• **Dataset excerpts**:
● ● ●

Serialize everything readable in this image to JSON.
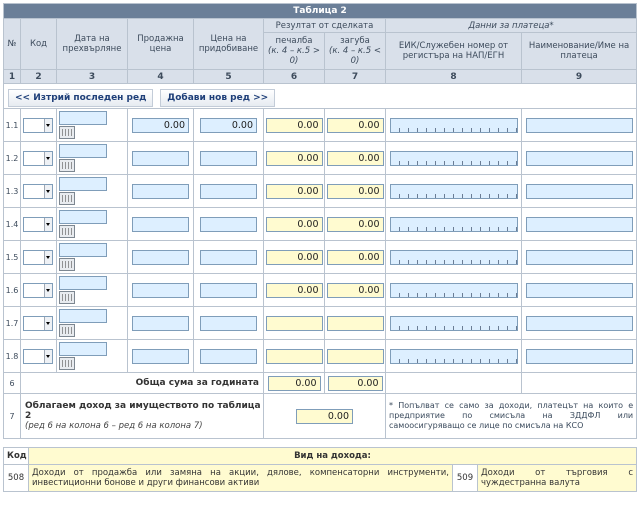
{
  "table": {
    "title": "Таблица 2",
    "headers": {
      "num": "№",
      "code": "Код",
      "date": "Дата на прехвърляне",
      "sale": "Продажна цена",
      "acq": "Цена на придобиване",
      "result": "Резултат от сделката",
      "profit": "печалба",
      "profit_sub": "(к. 4 – к.5 > 0)",
      "loss": "загуба",
      "loss_sub": "(к. 4 – к.5 < 0)",
      "payer": "Данни за платеца*",
      "eik": "ЕИК/Служебен номер от регистъра на НАП/ЕГН",
      "name": "Наименование/Име на платеца"
    },
    "colnums": [
      "1",
      "2",
      "3",
      "4",
      "5",
      "6",
      "7",
      "8",
      "9"
    ],
    "buttons": {
      "delete": "<< Изтрий последен ред",
      "add": "Добави нов ред >>"
    },
    "rows": [
      {
        "label": "1.1",
        "sale": "0.00",
        "acq": "0.00",
        "profit": "0.00",
        "loss": "0.00"
      },
      {
        "label": "1.2",
        "sale": "",
        "acq": "",
        "profit": "0.00",
        "loss": "0.00"
      },
      {
        "label": "1.3",
        "sale": "",
        "acq": "",
        "profit": "0.00",
        "loss": "0.00"
      },
      {
        "label": "1.4",
        "sale": "",
        "acq": "",
        "profit": "0.00",
        "loss": "0.00"
      },
      {
        "label": "1.5",
        "sale": "",
        "acq": "",
        "profit": "0.00",
        "loss": "0.00"
      },
      {
        "label": "1.6",
        "sale": "",
        "acq": "",
        "profit": "0.00",
        "loss": "0.00"
      },
      {
        "label": "1.7",
        "sale": "",
        "acq": "",
        "profit": "",
        "loss": ""
      },
      {
        "label": "1.8",
        "sale": "",
        "acq": "",
        "profit": "",
        "loss": ""
      }
    ],
    "total": {
      "label": "6",
      "text": "Обща сума за годината",
      "profit": "0.00",
      "loss": "0.00"
    },
    "taxable": {
      "label": "7",
      "title": "Облагаем доход за имуществото по таблица 2",
      "sub": "(ред 6 на колона 6 – ред 6 на колона 7)",
      "value": "0.00",
      "note": "* Попълват се само за доходи, платецът на които е предприятие по смисъла на ЗДДФЛ или самоосигуряващо се лице по смисъла на КСО"
    }
  },
  "kinds": {
    "code_header": "Код",
    "kind_header": "Вид на дохода:",
    "items": [
      {
        "code": "508",
        "text": "Доходи от продажба или замяна на акции, дялове, компенсаторни инструменти, инвестиционни бонове и други финансови активи"
      },
      {
        "code": "509",
        "text": "Доходи от търговия с чуждестранна валута"
      }
    ]
  },
  "colors": {
    "title_bg": "#6b7f98",
    "header_bg": "#d9e0ea",
    "input_blue": "#ddefff",
    "input_yellow": "#fffbd0"
  }
}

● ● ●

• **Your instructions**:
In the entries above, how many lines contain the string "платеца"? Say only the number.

• **Exercise response**:
2